* **ACTIVITY**:
For every line in the records that has the word "JSON", make a copy.

─── EXCERPTED RECORDS

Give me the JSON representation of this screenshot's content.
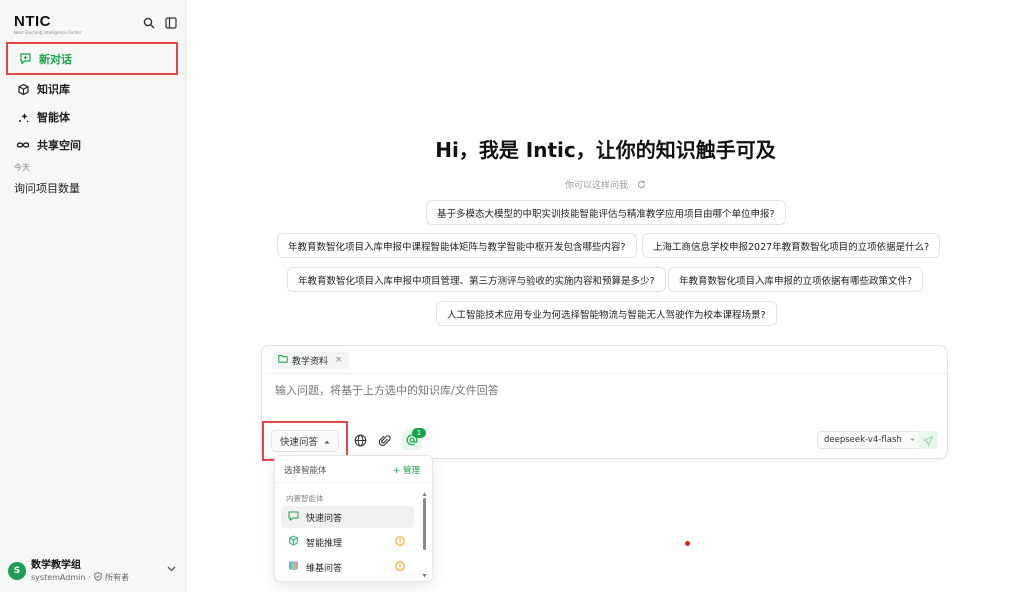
{
  "brand": {
    "name": "NTIC",
    "tagline": "Next Teaching Intelligence Center"
  },
  "nav": [
    {
      "label": "新对话",
      "icon": "new-chat-icon",
      "active": true
    },
    {
      "label": "知识库",
      "icon": "box-icon"
    },
    {
      "label": "智能体",
      "icon": "sparkle-icon"
    },
    {
      "label": "共享空间",
      "icon": "infinity-icon"
    }
  ],
  "history": {
    "section": "今天",
    "items": [
      "询问项目数量"
    ]
  },
  "user": {
    "initial": "S",
    "name": "数学教学组",
    "account": "systemAdmin",
    "sep": "·",
    "role": "所有者"
  },
  "main": {
    "greeting": "Hi，我是 Intic，让你的知识触手可及",
    "ask_hint": "你可以这样问我",
    "suggestions": [
      "基于多模态大模型的中职实训技能智能评估与精准教学应用项目由哪个单位申报?",
      "年教育数智化项目入库申报中课程智能体矩阵与教学智能中枢开发包含哪些内容?",
      "上海工商信息学校申报2027年教育数智化项目的立项依据是什么?",
      "年教育数智化项目入库申报中项目管理、第三方测评与验收的实施内容和预算是多少?",
      "年教育数智化项目入库申报的立项依据有哪些政策文件?",
      "人工智能技术应用专业为何选择智能物流与智能无人驾驶作为校本课程场景?"
    ]
  },
  "composer": {
    "kb_tag": "教学资料",
    "placeholder": "输入问题，将基于上方选中的知识库/文件回答",
    "mode": "快速问答",
    "badge_count": "1",
    "model": "deepseek-v4-flash"
  },
  "dropdown": {
    "header": "选择智能体",
    "manage": "+ 管理",
    "group": "内置智能体",
    "items": [
      {
        "label": "快速问答",
        "icon": "chat-icon",
        "selected": true
      },
      {
        "label": "智能推理",
        "icon": "cube-icon"
      },
      {
        "label": "维基问答",
        "icon": "book-icon"
      }
    ]
  }
}
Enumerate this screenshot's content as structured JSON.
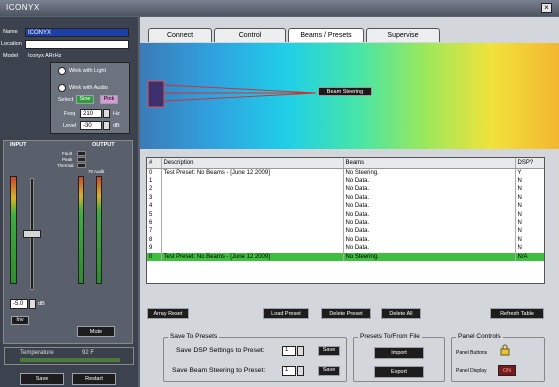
{
  "window": {
    "title": "ICONYX",
    "close": "×"
  },
  "left": {
    "name_label": "Name",
    "name_value": "ICONYX",
    "location_label": "Location",
    "location_value": "",
    "model_label": "Model",
    "model_value": "Iconyx ARrHz",
    "wink_light": "Wink with Light",
    "wink_audio": "Wink with Audio",
    "select_label": "Select",
    "sel_a": "Sine",
    "sel_b": "Pink",
    "freq_label": "Freq",
    "freq_value": "210",
    "freq_unit": "Hz",
    "level_label": "Level",
    "level_value": "-30",
    "level_unit": "dB",
    "input_label": "INPUT",
    "output_label": "OUTPUT",
    "fault_label": "Fault",
    "peak_label": "Peak",
    "thermal_label": "Thermal",
    "limit_label": "70 Audit",
    "gain_value": "-5.0",
    "gain_unit": "dB",
    "inv_button": "Inv",
    "mute_button": "Mute",
    "temperature_label": "Temperature",
    "temperature_value": "92 F",
    "save_button": "Save",
    "restart_button": "Restart"
  },
  "tabs": [
    "Connect",
    "Control",
    "Beams / Presets",
    "Supervise"
  ],
  "beam_plot": {
    "label": "Beam Steering"
  },
  "table": {
    "headers": [
      "#",
      "Description",
      "Beams",
      "DSP?"
    ],
    "rows": [
      [
        "0",
        "Test Preset: No Beams - [June 12 2009]",
        "No Steering.",
        "Y"
      ],
      [
        "1",
        "",
        "No Data.",
        "N"
      ],
      [
        "2",
        "",
        "No Data.",
        "N"
      ],
      [
        "3",
        "",
        "No Data.",
        "N"
      ],
      [
        "4",
        "",
        "No Data.",
        "N"
      ],
      [
        "5",
        "",
        "No Data.",
        "N"
      ],
      [
        "6",
        "",
        "No Data.",
        "N"
      ],
      [
        "7",
        "",
        "No Data.",
        "N"
      ],
      [
        "8",
        "",
        "No Data.",
        "N"
      ],
      [
        "9",
        "",
        "No Data.",
        "N"
      ],
      [
        "0",
        "Test Preset: No Beams - [June 12 2009]",
        "No Steering.",
        "N/A"
      ]
    ]
  },
  "buttons": {
    "array_reset": "Array Reset",
    "load_preset": "Load Preset",
    "delete_preset": "Delete Preset",
    "delete_all": "Delete All",
    "refresh_table": "Refresh Table"
  },
  "save_group": {
    "title": "Save To Presets",
    "dsp_label": "Save DSP Settings to Preset:",
    "dsp_value": "1",
    "beam_label": "Save Beam Steering to Preset:",
    "beam_value": "1",
    "save": "Save"
  },
  "file_group": {
    "title": "Presets To/From File",
    "import": "Import",
    "export": "Export"
  },
  "panel_group": {
    "title": "Panel Controls",
    "buttons_label": "Panel Buttons",
    "display_label": "Panel Display",
    "display_state": "ON"
  },
  "colors": {
    "highlight": "#3fbf3f",
    "accent_blue": "#1c3fa8"
  }
}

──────

* **RESULT FOR THIS EXERCISE**:
Give me the JSON representation of this screenshot's content.
Enumerate this screenshot's content as structured JSON.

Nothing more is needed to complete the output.